Similar to other plant disease or pest issues, prevention is the best cure. This pathogen prefers warm moist environments. During our rainy season, conditions are ideal for rust to appear and spread, but you can take some preventive measures. Clean up all fallen leaves. The spores on infected leaves can be spread on the wind or by water.
Water in the early morning allowing time for moisture to dry out during the day. Be sure that all irrigation or watering goes into the soil not on the leaves. Damp leaves are especially vulnerable to disease.
Soft, leafy, new growth is also a prime target, especially when it results from a heavy dose of nitrogen fertilizer. Use a slow release product with a balanced N-P-K to provide good nutrition and control new growth. A thick layer of mulch or organic compost on the soil surrounding your plumeria can improve soil and plant health and serve to prevent rust spores from splashing onto the leaves.
Keep weeds down around your plumeria and allow space between plants to keep humidity levels low. Though you probably don’t currently have a resistant plumeria variety, several do exist. Lots of information on the disease and a list of resistant varieties can found on a UH free publication titled “Plumeria Rust” which you can find at https://www.ctahr.hawaii.edu/oc/freepubs/pdf/pd-61.pdf.
Email plant questions to [email protected] for answers by Certified Master Gardeners. Some questions will be chosen for inclusion in this column.
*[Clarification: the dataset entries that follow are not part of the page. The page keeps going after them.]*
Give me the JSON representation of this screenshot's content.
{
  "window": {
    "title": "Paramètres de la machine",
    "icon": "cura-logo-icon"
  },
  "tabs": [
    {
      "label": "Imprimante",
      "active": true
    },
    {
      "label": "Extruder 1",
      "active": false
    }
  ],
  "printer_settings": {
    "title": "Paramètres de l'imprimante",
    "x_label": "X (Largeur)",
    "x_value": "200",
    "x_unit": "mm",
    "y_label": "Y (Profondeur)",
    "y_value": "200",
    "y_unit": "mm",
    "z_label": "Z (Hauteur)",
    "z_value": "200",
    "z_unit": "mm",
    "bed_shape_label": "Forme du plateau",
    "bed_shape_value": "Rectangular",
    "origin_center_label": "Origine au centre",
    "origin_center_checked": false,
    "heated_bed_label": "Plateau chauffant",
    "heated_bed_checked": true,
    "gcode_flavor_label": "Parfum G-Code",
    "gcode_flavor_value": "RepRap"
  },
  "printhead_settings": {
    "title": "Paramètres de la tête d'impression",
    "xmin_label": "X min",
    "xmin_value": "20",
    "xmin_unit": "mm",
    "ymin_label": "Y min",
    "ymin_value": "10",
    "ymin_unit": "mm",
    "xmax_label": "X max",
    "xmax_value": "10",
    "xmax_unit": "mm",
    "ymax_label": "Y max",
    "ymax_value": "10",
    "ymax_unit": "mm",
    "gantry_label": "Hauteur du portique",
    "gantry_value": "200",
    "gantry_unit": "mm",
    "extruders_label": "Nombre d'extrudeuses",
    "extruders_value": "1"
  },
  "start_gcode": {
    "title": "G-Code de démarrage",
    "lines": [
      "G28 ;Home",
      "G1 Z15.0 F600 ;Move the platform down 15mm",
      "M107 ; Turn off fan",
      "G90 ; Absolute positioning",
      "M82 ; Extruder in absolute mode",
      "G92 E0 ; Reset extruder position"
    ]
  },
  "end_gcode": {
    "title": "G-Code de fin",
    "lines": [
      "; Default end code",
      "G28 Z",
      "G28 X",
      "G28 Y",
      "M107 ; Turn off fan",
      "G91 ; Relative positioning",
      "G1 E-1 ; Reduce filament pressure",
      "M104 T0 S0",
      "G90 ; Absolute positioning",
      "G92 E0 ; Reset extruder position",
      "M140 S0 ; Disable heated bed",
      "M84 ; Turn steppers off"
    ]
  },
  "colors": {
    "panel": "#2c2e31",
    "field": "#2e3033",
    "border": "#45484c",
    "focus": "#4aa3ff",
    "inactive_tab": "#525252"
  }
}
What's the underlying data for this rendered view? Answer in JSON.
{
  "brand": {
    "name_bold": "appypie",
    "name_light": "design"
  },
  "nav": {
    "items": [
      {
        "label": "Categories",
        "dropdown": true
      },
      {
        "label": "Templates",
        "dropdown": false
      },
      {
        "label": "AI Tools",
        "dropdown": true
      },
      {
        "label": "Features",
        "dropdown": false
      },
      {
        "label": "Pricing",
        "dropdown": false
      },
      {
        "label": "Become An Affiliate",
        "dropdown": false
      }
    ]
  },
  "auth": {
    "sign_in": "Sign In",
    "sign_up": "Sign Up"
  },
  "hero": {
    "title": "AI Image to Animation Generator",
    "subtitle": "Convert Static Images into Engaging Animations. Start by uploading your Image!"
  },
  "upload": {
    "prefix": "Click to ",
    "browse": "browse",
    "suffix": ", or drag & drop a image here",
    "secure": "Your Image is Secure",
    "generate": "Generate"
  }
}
Diana Duff is a plant adviser, educator and consultant living in a dryland forest north of Kailua-Kona.
Tuesday: “Adding Commercial Yeast to Coffee Fermentation,” 4-5:30 p.m. at UH Cooperative Extension Service office in Kainaliu across from the Aloha Theatre with Kevin McHale of Scott Labs. Demonstration of process using commercial yeast. The preferred yeast product will be available at the event. Sponsored by Kona Coffee Farmer’s Association. Info: Visit “events” at www.konacoffeefarmers.org.
Saturday: “Work Day at Amy Greenwell Garden,” 9 a.m.-12:30 p.m. Meet at the Garden Visitor Center across from the Manago Hotel in Captain Cook. Volunteers will be able to help with garden maintenance and are invited to bring a brown bag lunch. Water and snacks provided. Info: Call Peter at 323-3318.
“Basic Grant Writing Workshop,” 9 a.m.-4 p.m. at UH-Hilo UCB331 with Jeani Navarro, who has more than 30 years of grant-writing experience. $85 registration fee. A 50 percent discount is available through the Employment &Training Fund. Info: Call 932-7830 or visit https://hilo.hawaii.edu/ccecs/
Farmer Direct Markets
Wednesday: “Sunset Farmers Market,” 2-6 p.m. in the HPM parking lot, 74-5511 Luhia St., in Kailua-Kona
Wednesday and Friday: “Hooulu Farmers Market,” 9 a.m.-2 p.m. at Sheraton Kona Resort &Spa at Keauhou Bay
Friday: “Pure Kona Market,” 9 a.m.-5 p.m. at Amy Greenwell Garden in Captain Cook
Saturday: “Keauhou Farmers Market,” 8 a.m.-noon at Keauhou Shopping Center
“Kamuela Farmer’s Market,” 7 a.m.-noon at Pukalani Stables
Sunday: “Pure Kona Green Market,” 9 a.m.-2 p.m. at Amy Greenwell Garden in Captain Cook
Tuesday-Saturday: “U-Pick greens and produce,” 10 a.m.-4 p.m. at Tropical Edibles Nursery in Captain Cook
Plant Advice Lines
Anytime: [email protected]
Tuesdays, Thursdays: 9 a.m.-noon at UH-CES in Kainaliu at 322-4892
Mondays, Tuesdays, Fridays: 9 a.m.-noon at UH-CES in Hilo at 981-5199 or [email protected]